The last time a Manchester United manager lost back-to-back games, Jose Mourinho was shown the door. Ole Gunnar Solskjaer will not suffer the same fate – until May at least – but defeats to Arsenal and Wolverhampton Wanderers require pause for thought.

Questions must be asked, too. How much is this a genuine drop in form? How much is down to fatigue? Will it get better after the international break? In short: should Manchester United fans be worrying?

By now, if you're partial to frequenting social media, it's likely you've seen people questioning whether Solskjær should be given the job permanently based on expected goals.

The most outlandish examples even suggest the Norwegian should pass up the opportunity of being Manchester United manager beyond this season in case he’s simply been lucky.

Now, it's fair to highlight United have had a fair slice of good fortune under Solskjaer. Or, perhaps more accurately, haven't had too much bad fortune.

But in the Premier League, Solskjær has undoubtedly strengthened the Red Devils. Under Mourinho, United's expected goals value was better than their opponents (+0.14 per game) but Solskjær has improved that to +0.51.

It's a significant jump, one that would make United the top flight's third-best team – although it's not one that would keep up their current title-challenging pace.

It’s a comfort for United that, despite a schedule that is getting gradually more difficult after a pleasant start, their league numbers keep trending upwards. This suggests that Solskjær’s magic isn’t wearing off just yet.

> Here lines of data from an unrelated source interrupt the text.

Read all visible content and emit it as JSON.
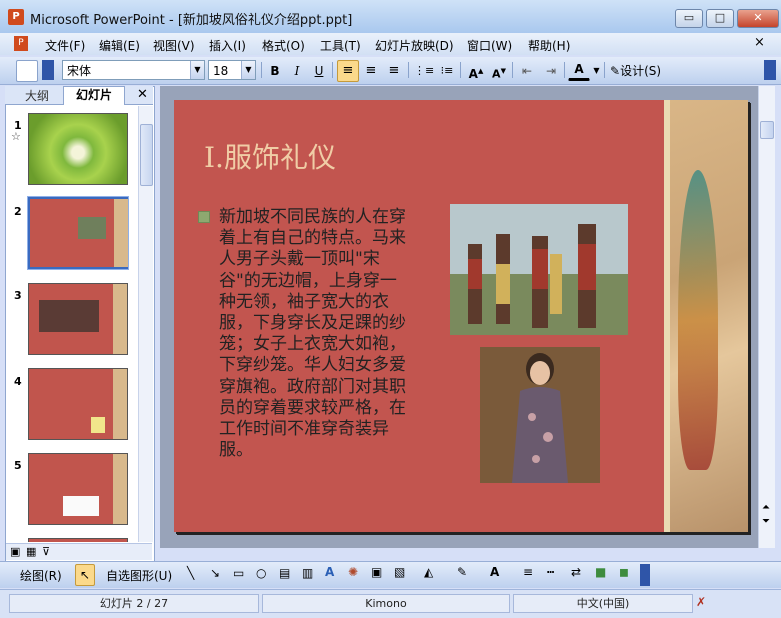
{
  "window": {
    "title": "Microsoft PowerPoint - [新加坡风俗礼仪介绍ppt.ppt]",
    "min": "▭",
    "max": "□",
    "close": "✕"
  },
  "menus": [
    "文件(F)",
    "编辑(E)",
    "视图(V)",
    "插入(I)",
    "格式(O)",
    "工具(T)",
    "幻灯片放映(D)",
    "窗口(W)",
    "帮助(H)"
  ],
  "toolbar": {
    "font": "宋体",
    "size": "18",
    "bold": "B",
    "italic": "I",
    "underline": "U",
    "design": "设计(S)"
  },
  "left_tabs": [
    "大纲",
    "幻灯片"
  ],
  "slides": [
    {
      "num": "1"
    },
    {
      "num": "2"
    },
    {
      "num": "3"
    },
    {
      "num": "4"
    },
    {
      "num": "5"
    }
  ],
  "slide": {
    "title": "Ⅰ.服饰礼仪",
    "body": "新加坡不同民族的人在穿着上有自己的特点。马来人男子头戴一顶叫\"宋谷\"的无边帽，上身穿一种无领，袖子宽大的衣服，下身穿长及足踝的纱笼；女子上衣宽大如袍，下穿纱笼。华人妇女多爱穿旗袍。政府部门对其职员的穿着要求较严格，在工作时间不准穿奇装异服。"
  },
  "drawbar": {
    "draw": "绘图(R)",
    "autoshape": "自选图形(U)"
  },
  "status": {
    "slide": "幻灯片 2 / 27",
    "design": "Kimono",
    "lang": "中文(中国)"
  }
}
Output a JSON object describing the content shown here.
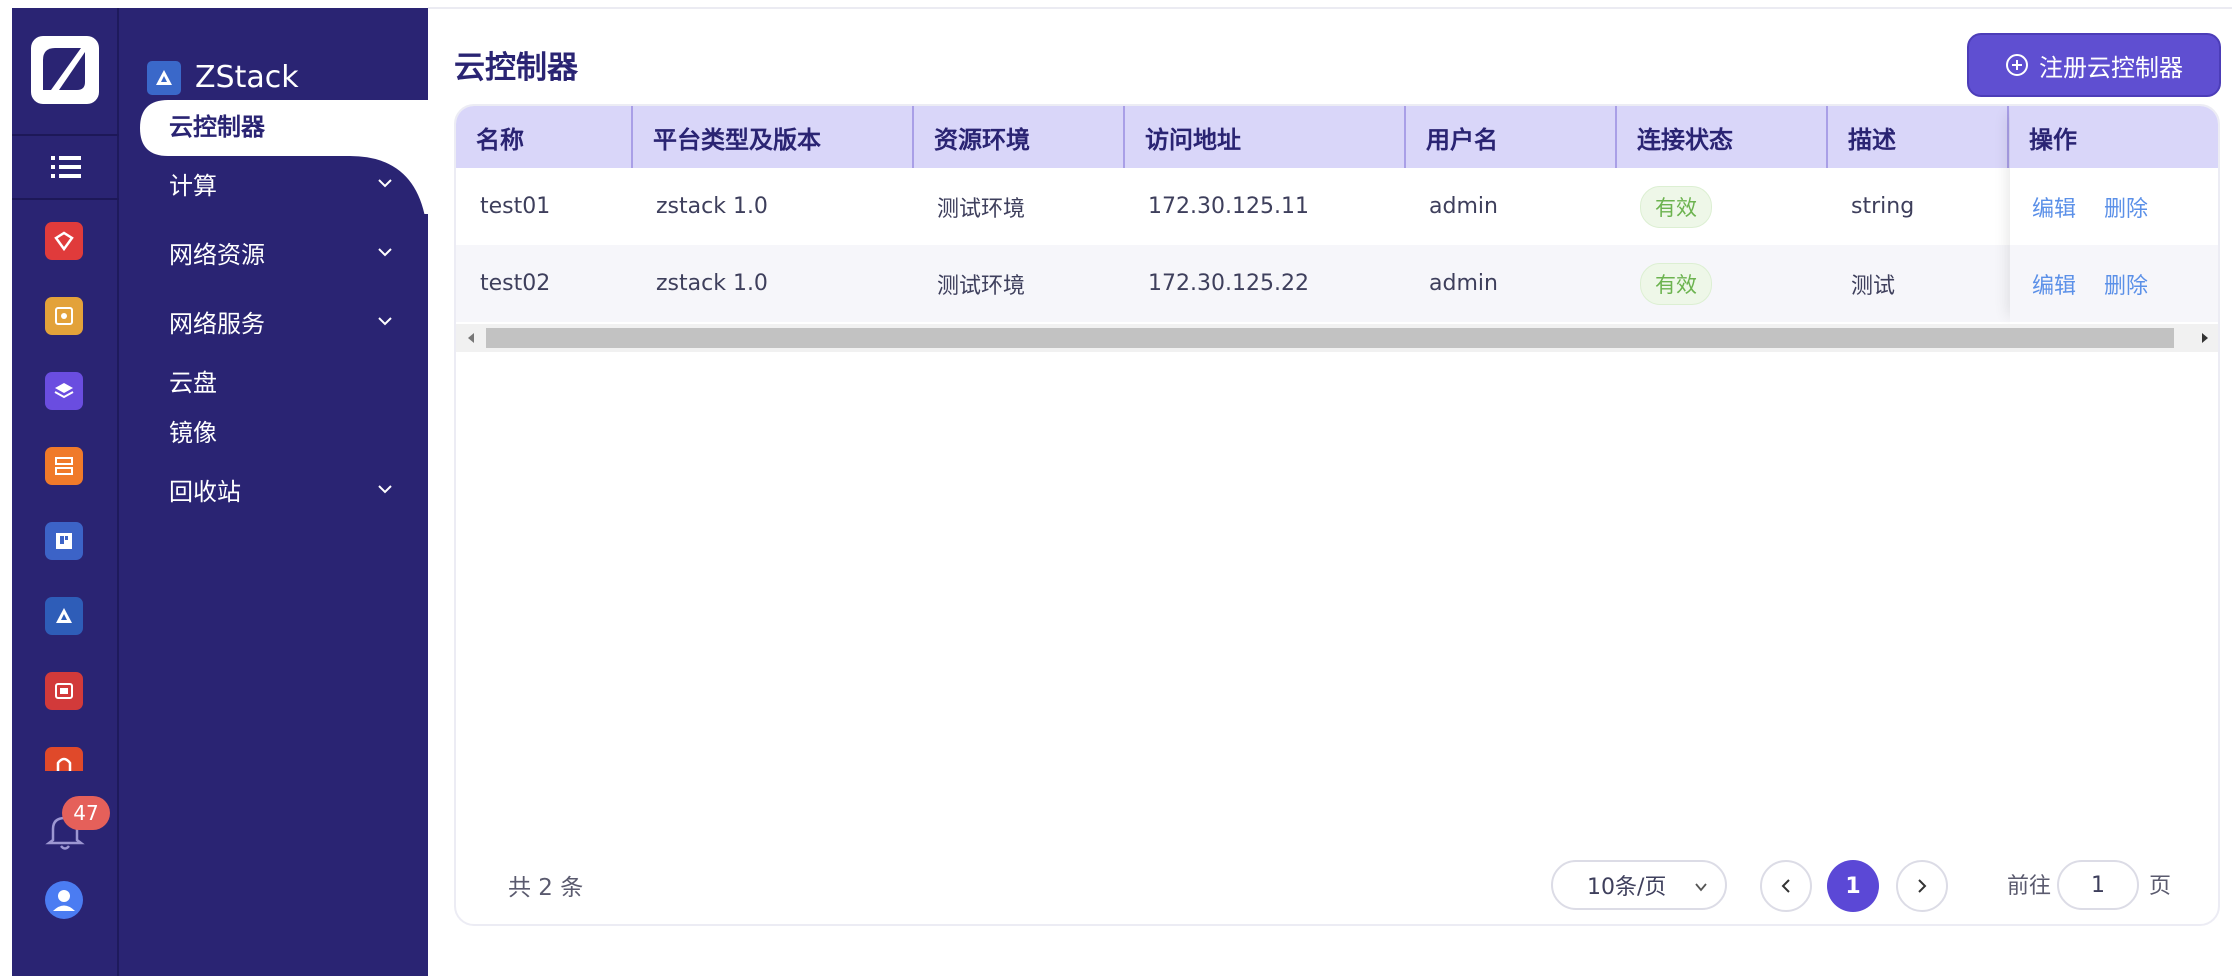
{
  "rail": {
    "logo": "zstack-cloud-logo",
    "apps": [
      {
        "name": "app-red-icon",
        "color": "#e03b3b"
      },
      {
        "name": "app-yellow-icon",
        "color": "#e3a23a"
      },
      {
        "name": "app-purple-icon",
        "color": "#6a4de0"
      },
      {
        "name": "app-orange-icon",
        "color": "#f07a2a"
      },
      {
        "name": "app-blue-icon",
        "color": "#3c63c7"
      },
      {
        "name": "app-zstack-icon",
        "color": "#2e5db8"
      },
      {
        "name": "app-darkred-icon",
        "color": "#d23a3a"
      },
      {
        "name": "app-orange2-icon",
        "color": "#e0492a"
      }
    ],
    "notification_count": "47"
  },
  "nav": {
    "brand": "ZStack",
    "items": [
      {
        "label": "云控制器",
        "active": true,
        "expandable": false
      },
      {
        "label": "计算",
        "active": false,
        "expandable": true
      },
      {
        "label": "网络资源",
        "active": false,
        "expandable": true
      },
      {
        "label": "网络服务",
        "active": false,
        "expandable": true
      },
      {
        "label": "云盘",
        "active": false,
        "expandable": false
      },
      {
        "label": "镜像",
        "active": false,
        "expandable": false
      },
      {
        "label": "回收站",
        "active": false,
        "expandable": true
      }
    ]
  },
  "main": {
    "title": "云控制器",
    "register_button": "注册云控制器",
    "columns": [
      "名称",
      "平台类型及版本",
      "资源环境",
      "访问地址",
      "用户名",
      "连接状态",
      "描述",
      "操作"
    ],
    "rows": [
      {
        "name": "test01",
        "platform": "zstack 1.0",
        "env": "测试环境",
        "address": "172.30.125.11",
        "user": "admin",
        "status": "有效",
        "desc": "string"
      },
      {
        "name": "test02",
        "platform": "zstack 1.0",
        "env": "测试环境",
        "address": "172.30.125.22",
        "user": "admin",
        "status": "有效",
        "desc": "测试"
      }
    ],
    "ops": {
      "edit": "编辑",
      "delete": "删除"
    },
    "pagination": {
      "total": "共 2 条",
      "page_size": "10条/页",
      "current_page": "1",
      "goto_label": "前往",
      "goto_value": "1",
      "goto_suffix": "页"
    }
  },
  "colors": {
    "sidebar": "#2a2473",
    "accent": "#5b48d6",
    "header": "#d9d6f9",
    "link": "#5b90e8",
    "status_ok": "#6cb34f"
  }
}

There was some suspicion, when the United legend first took over, that his ‘new manager bounce’ was just the result of the players being happy at the change of atmosphere around the training ground. A positive atmosphere is good, of course, but it leaves questions about what a manager does when it wears off.

Either this positivity isn’t wearing off — in which case Solskjær has managed to keep it around for three months — or there’s something significant, but not entirely tangible, beneath it that’s helping to drive United’s performances.

So, nothing to worry about? Well, Solskjær himself was unhappy with the performance against Wolves, pointing to a lack of urgency in possession.

“Last week [at Arsenal], we were happy with the performance,” he said. ” Today, we didn’t have the urgency or the quality on the ball. I felt, without the ball, we did okay in the first half but the tempo on the ball wasn’t high enough.”

One could quite easily point to fixture congestion and fitness concerns as reasons why United’s tempo wasn’t as high as usual against Wolves. The international break probably comes at a good time.

But Nuno's side, without the ball, sit deep, soak up pressure and counter through the dynamic Diogo Jota and Raúl Jiménez. In that respect, Wolves' success may begin a trend of opposition sides limiting space when they take on Manchester United.

That would be a concern because there isn’t much of an indication that United are any better in a set, non-counterattacking spell of possession under Solskjær than Mourinho.

The Norwegian’s message to his players, though, is just about being happy and rested.

“To the players who go away with international teams, go and enjoy, go and play as well as you can,” he said. “Some of them have been called back into a squad, maybe that gives them a boost, but we just need to come back recharged.

“Whatever you are doing, if you have days off, or play with the national team, come back with a big smile, loads of energy and be ready for the league and Champions League.”

Are cracks starting to show in Solskjær’s empire? It doesn’t seem so. More likely the defeats are down to a combination of fatigue and the normal balance of good and bad luck returning to Old Trafford.

United aren’t week in, week out world-beaters under Solskjær. But they remain a lot better than they were.

Manchester United